I have a client who is recovering from a heart event, something a lot like a heart attack. The other day we were talking and she told me something that I found shocking and then not shocking at all. One of the FIRST things her cardiologist told her was to cut back her work load. Not eat right (which came next), not exercise (which goes with eating right), but work load. What in the world? Stress. It is nasty stuff. And many times we have NO idea how it impacts our bodies, but it is bad news on all systems. Add stress to a body that sits all day and what do you have? A heart attack waiting to happen. Now, there is a lifestyle to consider with that too and my client has shared her eating and exercise habits that were less than stellar. But what did the doc say to change first? Workload!
Hearing that only strengthened my resolve in the matter of saying no to more work. Before pregnancy I would have done what I always did - gritted my teeth and run it off later. My body could handle it. Now things are different and it doesn't take much for my body to rebel and tell ME no. And if stress hurts this body, what does it do to the baby? I have no idea but I don't really want to find out.
One of the first articles in my pregnancy book covered telling people at work about one's pregnancy and how to handle different situations being pregnant on the job. I sort of shrugged it off thinking that since I worked with mostly women (yikes!), most of them had kids so... they'd totally get it. The truth is, they might get it but they don't really care. I'm probably a bit more wrapped up in my health and exercise needs more than most, and maybe I am over the top, but right or wrong I am standing my ground on this issue. But I will tell you, it isn't fun. It is downright unpleasant every Monday when someone besides me has to stay until 8:30pm. I want to hide under my desk until Tuesday. But even so, I don't want to give ground on this one.

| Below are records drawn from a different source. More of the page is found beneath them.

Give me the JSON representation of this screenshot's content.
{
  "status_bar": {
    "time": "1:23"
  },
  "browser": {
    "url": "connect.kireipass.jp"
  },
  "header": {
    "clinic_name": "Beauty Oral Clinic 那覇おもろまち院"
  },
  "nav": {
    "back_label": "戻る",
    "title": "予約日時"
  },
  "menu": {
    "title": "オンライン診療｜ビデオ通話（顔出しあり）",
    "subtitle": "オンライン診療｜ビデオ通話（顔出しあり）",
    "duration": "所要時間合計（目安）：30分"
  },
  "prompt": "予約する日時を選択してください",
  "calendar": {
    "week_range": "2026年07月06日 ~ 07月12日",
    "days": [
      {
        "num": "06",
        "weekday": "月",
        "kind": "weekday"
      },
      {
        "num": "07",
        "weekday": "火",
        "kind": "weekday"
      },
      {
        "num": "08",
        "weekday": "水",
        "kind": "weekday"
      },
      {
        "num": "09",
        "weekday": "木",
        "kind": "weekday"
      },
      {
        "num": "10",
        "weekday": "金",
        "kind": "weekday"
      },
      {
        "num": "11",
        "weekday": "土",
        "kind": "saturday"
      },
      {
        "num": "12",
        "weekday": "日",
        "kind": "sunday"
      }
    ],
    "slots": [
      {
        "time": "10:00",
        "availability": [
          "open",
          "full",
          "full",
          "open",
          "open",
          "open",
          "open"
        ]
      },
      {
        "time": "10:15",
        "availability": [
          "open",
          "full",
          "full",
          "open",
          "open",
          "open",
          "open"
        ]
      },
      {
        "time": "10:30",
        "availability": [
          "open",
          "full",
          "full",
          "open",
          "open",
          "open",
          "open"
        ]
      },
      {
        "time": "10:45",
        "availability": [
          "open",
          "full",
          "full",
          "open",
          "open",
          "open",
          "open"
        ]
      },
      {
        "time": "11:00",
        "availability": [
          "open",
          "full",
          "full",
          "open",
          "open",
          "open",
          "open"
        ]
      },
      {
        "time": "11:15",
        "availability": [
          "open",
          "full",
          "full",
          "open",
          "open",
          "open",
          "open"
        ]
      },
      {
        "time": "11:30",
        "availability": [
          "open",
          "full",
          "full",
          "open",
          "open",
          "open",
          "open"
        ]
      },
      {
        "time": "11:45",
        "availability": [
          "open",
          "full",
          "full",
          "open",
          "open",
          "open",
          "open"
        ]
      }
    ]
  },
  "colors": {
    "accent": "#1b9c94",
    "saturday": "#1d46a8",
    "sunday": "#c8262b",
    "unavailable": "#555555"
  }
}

What do you think? Did you have any crazy work stories when you first became pregnant? I'd LOVE to hear them!